Kawai S1 Electric Guitar
Kawai S1 Electric Guitar
This guitar is a perfect example of the difficulties that go with placing the origins of a guitar that was built at the height of the 60s post Beatles boom era when Japanese guitar companies were coming and going at a ridiculous rate. It is nearly impossible to find exact dates and even builders of 60s Japanese guitars unless there are clear markings or headstock logos. But wait, logos are little help because sometimes companies traded/took names or were bought out. Sometimes people left one company and moved to another company and took design ideas with them.
This guitar is labeled as a 'Marco Polo' which at least narrows the guitar down to three companies!! Firstly we will start with the Teisco Gen Gakki company which supplied Teisco with timber bodies up until the late 1960s. Teisco Gen Gakki and Teisco have a complex interwoven history and both companies used the 'Marco Polo' label.
However, the S1 was originally made by Kawai, starting around 1963/64 and this model is known as the S1. It was also sold as a Kingston among many other brands. The confusing aspect for me is that the neck seems to be solid timber and not a laminate, which for me dates it to this earlier period - making it a Kawai. It also has no truss rod but relies (I believe) on steal strengthening beams in the neck and a 5 screw/glued in neck to body joint??? which is classic Kawai. So if it's an early Kawai why is it branded as a Marco Polo?? AAARRRGGGHHH!!! MY HEAD HURTS!!!!!
The guitar was bought off an American seller on eBay. When I saw the guitar on eBay I didn't hesitate to put on a bid without viewing the pictures. I won it. When I received the guitar I was immediately filled with a sense of sadness. How could anyone treat a guitar so badly!! I believe that there is something special about guitars especially ones that are still alive after over fifty years. The guitar had been refinished by a monkey with a paintbrush dipped in laquer, the electrics were held together with masking tape and tied on to the pots and jack (Why would a person try and rewire a guitar without knowing how to solder? It beggars belief!! ) and the tuners were broken among other things.
The guitar sat in my shop for about 3 months while I devised a plan to save it. My first course of action was to pull the whole instrument to pieces. I decided to rebuild the base of the bridge from solid rosewood as it has great sound vibration transferring properties and the original one was shot. The pickup worked but the electrics were fried and needed to be replaced and the tuners were swapped out for period correct, vintage tuners. The frets needed a bit of dressing but not too much. The greatest issue was the finish on the guitar. I had to sand the entire instrument down to the bare timber and start again.
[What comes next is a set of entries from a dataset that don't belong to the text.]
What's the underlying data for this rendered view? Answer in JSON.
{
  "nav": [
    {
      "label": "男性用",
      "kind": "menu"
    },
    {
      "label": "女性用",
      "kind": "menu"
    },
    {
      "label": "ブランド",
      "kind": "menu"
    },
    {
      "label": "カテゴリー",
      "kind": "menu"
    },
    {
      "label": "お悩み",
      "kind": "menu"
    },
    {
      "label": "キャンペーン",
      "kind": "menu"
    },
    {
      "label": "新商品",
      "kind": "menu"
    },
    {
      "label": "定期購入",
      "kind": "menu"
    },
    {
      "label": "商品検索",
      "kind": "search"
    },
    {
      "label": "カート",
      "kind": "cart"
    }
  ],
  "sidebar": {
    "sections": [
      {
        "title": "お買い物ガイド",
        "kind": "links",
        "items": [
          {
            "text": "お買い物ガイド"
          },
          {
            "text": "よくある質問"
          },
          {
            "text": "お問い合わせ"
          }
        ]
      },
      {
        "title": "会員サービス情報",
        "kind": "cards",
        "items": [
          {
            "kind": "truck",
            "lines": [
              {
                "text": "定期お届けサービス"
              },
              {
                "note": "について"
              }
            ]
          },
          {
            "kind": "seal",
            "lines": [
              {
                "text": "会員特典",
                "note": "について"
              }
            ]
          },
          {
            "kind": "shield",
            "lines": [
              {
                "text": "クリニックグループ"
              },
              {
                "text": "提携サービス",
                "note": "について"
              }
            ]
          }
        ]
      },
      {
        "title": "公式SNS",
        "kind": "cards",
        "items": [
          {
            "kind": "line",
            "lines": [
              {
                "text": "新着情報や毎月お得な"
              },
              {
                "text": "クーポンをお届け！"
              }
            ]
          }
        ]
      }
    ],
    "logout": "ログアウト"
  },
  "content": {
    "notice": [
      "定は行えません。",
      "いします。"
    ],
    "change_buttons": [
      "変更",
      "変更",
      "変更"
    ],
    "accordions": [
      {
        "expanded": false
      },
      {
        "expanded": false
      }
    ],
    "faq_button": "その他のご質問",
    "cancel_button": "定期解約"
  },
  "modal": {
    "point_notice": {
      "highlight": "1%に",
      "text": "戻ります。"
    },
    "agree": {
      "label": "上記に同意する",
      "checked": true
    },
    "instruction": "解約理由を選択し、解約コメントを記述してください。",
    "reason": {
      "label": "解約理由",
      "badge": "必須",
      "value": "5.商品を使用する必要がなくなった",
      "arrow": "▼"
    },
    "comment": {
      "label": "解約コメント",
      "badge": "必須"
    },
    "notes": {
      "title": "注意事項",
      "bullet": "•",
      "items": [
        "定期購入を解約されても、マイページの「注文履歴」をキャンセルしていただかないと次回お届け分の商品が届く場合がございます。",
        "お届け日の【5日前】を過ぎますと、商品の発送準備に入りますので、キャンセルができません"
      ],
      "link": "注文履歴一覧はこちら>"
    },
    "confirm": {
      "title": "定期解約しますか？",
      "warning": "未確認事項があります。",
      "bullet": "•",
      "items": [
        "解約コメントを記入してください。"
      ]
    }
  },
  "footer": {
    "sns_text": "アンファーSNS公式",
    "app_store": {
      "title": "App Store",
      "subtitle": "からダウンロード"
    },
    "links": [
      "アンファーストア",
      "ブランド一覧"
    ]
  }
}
Instead of burying the guitar in a pile of lacquer I decided to invest instead in some beautiful water based stain and specialty guitar finishing oil from Crimson Guitars in the UK. Not cheap but totally worth every penny! the guitar has a beautiful natural feel and you can feel the timber beneath your fingers. It has a natural organic feel that I think is lacking from heavily lacquered instruments. The guitar plays beautifully and it has been worth every minute spent on this (now) stunning instrument. It has a great tone and the instrument is very responsive to the players attack and use of the volume and tone control.
This guitar deserves a new owner who will treasure it and let it sing once again. Is that you?
This is the model that I designed the 'NOIZU' around
Remember that all Birdwood/Retro-electric vintage Guitars are given a 100% lifetime warranty on build and parts.